The Adventures of Priscilla, Queen of the Desert is a 1994 Australian comedy-drama film written and directed by Stephan Elliott. The plot follows the journey of two drag queens and a transsexual woman, played by Hugo WeavingGuy Pearce, and Terence Stamp, across the Australian Outback from Sydney to Alice Springs in a tour bus that they have named "Priscilla", along the way encountering various groups and individuals. The film's title is a pun on the fact that in English speaking cultures, "queen" is a slang term for a male homosexual.

The film was instrumental in bringing Australian cinema to world attention and for its positive portrayal of LGBT individuals, helping to introduce LGBT themes to a mainstream audience. The film has also been criticized for perceived racist and sexist stereotyping.

The film received predominantly positive reviews and won an Academy Award for Best Costume Design at the 67th Academy Awards. It was screened in the Un Certain Regard section of the 1994 Cannes Film Festival and became a cult classic in both Australia and abroad. Priscilla subsequently provided the basis for a musical, Priscilla Queen of the Desert, which opened in 2006 in Sydney before travelling to New Zealand, the United Kingdom, Canada, and New York City's Broadway.

Anthony "Tick" Belrose, using the drag pseudonym of Mitzi Del Bra, is a Sydney-based drag queen who accepts an offer to perform his drag act at Lasseter's Hotel Casino Resort managed by a female friend named Marion in Alice Springs, a remote town in central Australia.
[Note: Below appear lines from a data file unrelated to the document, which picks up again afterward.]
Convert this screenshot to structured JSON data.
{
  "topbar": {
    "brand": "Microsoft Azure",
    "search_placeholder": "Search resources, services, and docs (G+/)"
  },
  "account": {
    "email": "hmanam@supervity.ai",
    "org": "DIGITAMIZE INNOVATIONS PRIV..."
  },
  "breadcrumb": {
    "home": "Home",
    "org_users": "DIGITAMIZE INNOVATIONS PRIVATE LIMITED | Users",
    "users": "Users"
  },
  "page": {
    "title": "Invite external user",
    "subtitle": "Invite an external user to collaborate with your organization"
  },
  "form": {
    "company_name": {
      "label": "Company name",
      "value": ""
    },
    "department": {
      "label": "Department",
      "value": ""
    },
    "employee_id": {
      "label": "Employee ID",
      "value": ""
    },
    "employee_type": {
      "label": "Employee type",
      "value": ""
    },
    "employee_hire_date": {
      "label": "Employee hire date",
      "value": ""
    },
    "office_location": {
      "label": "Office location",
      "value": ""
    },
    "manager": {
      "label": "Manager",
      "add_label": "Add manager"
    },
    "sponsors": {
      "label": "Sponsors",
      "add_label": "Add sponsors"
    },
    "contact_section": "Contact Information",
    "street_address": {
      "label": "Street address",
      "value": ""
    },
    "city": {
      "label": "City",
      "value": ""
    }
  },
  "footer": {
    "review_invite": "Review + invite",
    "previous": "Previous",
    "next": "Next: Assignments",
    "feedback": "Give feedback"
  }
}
After persuading his friends and fellow performers, Bernadette Bassinger, a recently bereaved transsexual woman, and Adam Whitely, a flamboyant and obnoxious younger drag queen who goes under the drag name Felicia Jollygoodfellow, to join him, the three set out in a large tour bus, which Adam christens "Priscilla, Queen of the Desert" for a four-week run in the Australian Outback town.

While on the long journey through remote lands bordering the Simpson Desert, they meet a variety of characters, including a group of friendly Australian Aborigines for whom they perform, and the less accepting attitudes of rural Australia in such towns as Coober Pedy, and are subjected to homophobic abuse and even violence.

Source: Wikipedia.org